▶ Prompt: Exact retyping of the data: please keep every word and drop each picture.

▶ Task data:
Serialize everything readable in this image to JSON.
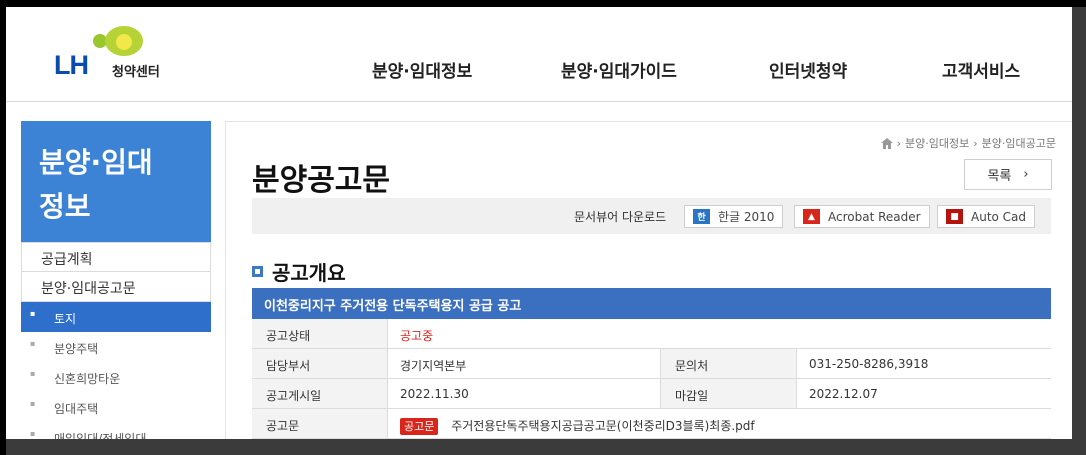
{
  "header": {
    "logo_main": "LH",
    "logo_sub": "청약센터",
    "nav": [
      "분양·임대정보",
      "분양·임대가이드",
      "인터넷청약",
      "고객서비스"
    ]
  },
  "sidebar": {
    "title_line1": "분양·임대",
    "title_line2": "정보",
    "items": [
      "공급계획",
      "분양·임대공고문"
    ],
    "sub_items": [
      "토지",
      "분양주택",
      "신혼희망타운",
      "임대주택",
      "매입임대/전세임대"
    ]
  },
  "breadcrumb": [
    "분양·임대정보",
    "분양·임대공고문"
  ],
  "page_title": "분양공고문",
  "list_button": "목록",
  "viewer": {
    "label": "문서뷰어 다운로드",
    "buttons": [
      "한글 2010",
      "Acrobat Reader",
      "Auto Cad"
    ]
  },
  "section_title": "공고개요",
  "table": {
    "title": "이천중리지구 주거전용 단독주택용지 공급 공고",
    "status_label": "공고상태",
    "status_value": "공고중",
    "dept_label": "담당부서",
    "dept_value": "경기지역본부",
    "contact_label": "문의처",
    "contact_value": "031-250-8286,3918",
    "post_label": "공고게시일",
    "post_value": "2022.11.30",
    "deadline_label": "마감일",
    "deadline_value": "2022.12.07",
    "doc_label": "공고문",
    "doc_tag": "공고문",
    "doc_file": "주거전용단독주택용지공급공고문(이천중리D3블록)최종.pdf"
  },
  "colors": {
    "brand_blue": "#3c82d5",
    "header_blue": "#3b6fc0",
    "status_red": "#d9261c"
  }
}
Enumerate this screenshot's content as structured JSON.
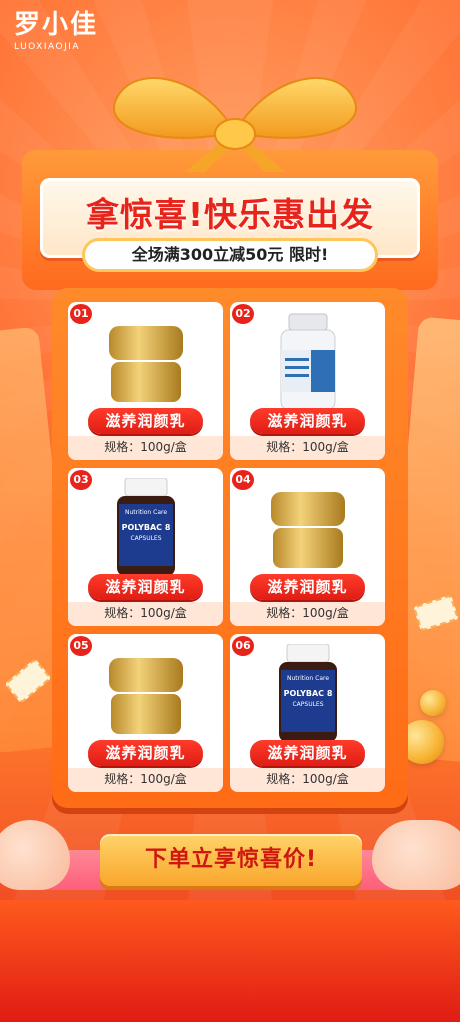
{
  "logo": {
    "cn": "罗小佳",
    "en": "LUOXIAOJIA"
  },
  "header": {
    "title": "拿惊喜!快乐惠出发",
    "subtitle": "全场满300立减50元 限时!"
  },
  "products": [
    {
      "num": "01",
      "name": "滋养润颜乳",
      "spec": "规格：100g/盒",
      "image": "gold-jar"
    },
    {
      "num": "02",
      "name": "滋养润颜乳",
      "spec": "规格：100g/盒",
      "image": "white-bottle"
    },
    {
      "num": "03",
      "name": "滋养润颜乳",
      "spec": "规格：100g/盒",
      "image": "dark-bottle"
    },
    {
      "num": "04",
      "name": "滋养润颜乳",
      "spec": "规格：100g/盒",
      "image": "gold-jar"
    },
    {
      "num": "05",
      "name": "滋养润颜乳",
      "spec": "规格：100g/盒",
      "image": "gold-jar"
    },
    {
      "num": "06",
      "name": "滋养润颜乳",
      "spec": "规格：100g/盒",
      "image": "dark-bottle"
    }
  ],
  "bottle_labels": {
    "brand": "Nutrition Care",
    "product": "POLYBAC 8",
    "form": "CAPSULES"
  },
  "cta": {
    "label": "下单立享惊喜价!"
  },
  "colors": {
    "accent": "#e8231a",
    "orange": "#ff6a1f",
    "gold": "#f9a62c"
  }
}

▶ Result below:
Serialize everything readable in this image to JSON.
{
  "header": {
    "logo_main": "LH",
    "logo_sub": "청약센터",
    "nav": [
      "분양·임대정보",
      "분양·임대가이드",
      "인터넷청약",
      "고객서비스"
    ]
  },
  "sidebar": {
    "title_line1": "분양·임대",
    "title_line2": "정보",
    "items": [
      "공급계획",
      "분양·임대공고문"
    ],
    "sub_items": [
      "토지",
      "분양주택",
      "신혼희망타운",
      "임대주택",
      "매입임대/전세임대"
    ]
  },
  "breadcrumb": [
    "분양·임대정보",
    "분양·임대공고문"
  ],
  "page_title": "분양공고문",
  "list_button": "목록",
  "viewer": {
    "label": "문서뷰어 다운로드",
    "buttons": [
      "한글 2010",
      "Acrobat Reader",
      "Auto Cad"
    ]
  },
  "section_title": "공고개요",
  "table": {
    "title": "이천중리지구 주거전용 단독주택용지 공급 공고",
    "status_label": "공고상태",
    "status_value": "공고중",
    "dept_label": "담당부서",
    "dept_value": "경기지역본부",
    "contact_label": "문의처",
    "contact_value": "031-250-8286,3918",
    "post_label": "공고게시일",
    "post_value": "2022.11.30",
    "deadline_label": "마감일",
    "deadline_value": "2022.12.07",
    "doc_label": "공고문",
    "doc_tag": "공고문",
    "doc_file": "주거전용단독주택용지공급공고문(이천중리D3블록)최종.pdf"
  },
  "colors": {
    "brand_blue": "#3c82d5",
    "header_blue": "#3b6fc0",
    "status_red": "#d9261c"
  }
}
Enumerate this screenshot's content as structured JSON.
{
  "logo": {
    "cn": "罗小佳",
    "en": "LUOXIAOJIA"
  },
  "header": {
    "title": "拿惊喜!快乐惠出发",
    "subtitle": "全场满300立减50元 限时!"
  },
  "products": [
    {
      "num": "01",
      "name": "滋养润颜乳",
      "spec": "规格：100g/盒",
      "image": "gold-jar"
    },
    {
      "num": "02",
      "name": "滋养润颜乳",
      "spec": "规格：100g/盒",
      "image": "white-bottle"
    },
    {
      "num": "03",
      "name": "滋养润颜乳",
      "spec": "规格：100g/盒",
      "image": "dark-bottle"
    },
    {
      "num": "04",
      "name": "滋养润颜乳",
      "spec": "规格：100g/盒",
      "image": "gold-jar"
    },
    {
      "num": "05",
      "name": "滋养润颜乳",
      "spec": "规格：100g/盒",
      "image": "gold-jar"
    },
    {
      "num": "06",
      "name": "滋养润颜乳",
      "spec": "规格：100g/盒",
      "image": "dark-bottle"
    }
  ],
  "bottle_labels": {
    "brand": "Nutrition Care",
    "product": "POLYBAC 8",
    "form": "CAPSULES"
  },
  "cta": {
    "label": "下单立享惊喜价!"
  },
  "colors": {
    "accent": "#e8231a",
    "orange": "#ff6a1f",
    "gold": "#f9a62c"
  }
}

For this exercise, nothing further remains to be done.